Joker Marchant had undergone renovations in 1988 and 2003, but those were relatively minor projects, the latter costing approximately $10 million. The current renovation is by far the largest construction project that the ballpark has ever undergone.
How can I get autographs at Detroit Tigers spring training?
Before and after the game, Tigers players are known to sign along the right field line, near the location of the team’s clubhouse. Visiting players, however, can be tougher to approach for autographs, in part because they arrive at the ballpark in a bus that is housed behind a fence in a restricted zone.
What other events is Joker Marchant Stadium used for?
In addition to spring training games in February and March, the ballpark is also home to the minor league Lakeland Flying Tigers, Detroit’s affiliate in the Florida State League. The Flying Tigers open their home season on April 8 against the Tampa Yankees.
What is it like to go to a game at Joker Marchant?
Granted, I have not been to the ballpark since the late 1990s, but Joker Marchant Stadium gives you the feel of an old-style, spring training park located in a small town.

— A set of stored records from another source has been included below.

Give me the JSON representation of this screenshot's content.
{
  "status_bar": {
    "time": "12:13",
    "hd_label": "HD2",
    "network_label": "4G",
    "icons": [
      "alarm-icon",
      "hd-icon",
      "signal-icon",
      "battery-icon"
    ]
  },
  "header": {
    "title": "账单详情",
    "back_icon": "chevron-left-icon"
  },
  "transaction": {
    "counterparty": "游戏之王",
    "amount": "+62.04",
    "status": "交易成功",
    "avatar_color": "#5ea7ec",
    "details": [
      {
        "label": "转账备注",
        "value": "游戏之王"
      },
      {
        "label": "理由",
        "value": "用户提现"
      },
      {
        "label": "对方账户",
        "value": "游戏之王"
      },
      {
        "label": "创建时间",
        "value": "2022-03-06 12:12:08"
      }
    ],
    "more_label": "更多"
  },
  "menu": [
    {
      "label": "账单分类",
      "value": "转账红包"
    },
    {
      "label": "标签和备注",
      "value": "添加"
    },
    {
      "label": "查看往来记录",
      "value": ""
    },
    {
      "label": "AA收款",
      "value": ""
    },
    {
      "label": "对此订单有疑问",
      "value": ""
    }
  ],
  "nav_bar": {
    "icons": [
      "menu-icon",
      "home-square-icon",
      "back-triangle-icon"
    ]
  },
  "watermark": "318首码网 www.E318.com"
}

Much like McKechnie Field in Bradenton, it’s a throwback ballpark that carries with it an aura of baseball in the 1960s. The seats are close to the playing field, so fans feel like they’re up close and personal with the players. Surrounded by palm trees, the stadium always looks attractive and well maintained, and I can’t imagine that will change now that the new renovations are in place.
Fans planning to watch games at Joker Marchant in 2017 should enjoy the experience; I know that I did roughly 20 years ago. Prior to the renovation, the biggest drawback to the park was the lack of shaded overhangs, which created a stadium that could sometimes feel like a hotbox, especially for someone like me coming from the cold northeast. Now that the new renovation has at least partially addressed that problem, the ballpark experience should improve even more substantially.
If you’re a Tiger fan, and you have the financial wherewithal to make a spring training trip to Lakeland, make sure you do it at least once. It is the kind of experience that will only enhance your appreciation for the game—and your joy as a Tigers fan.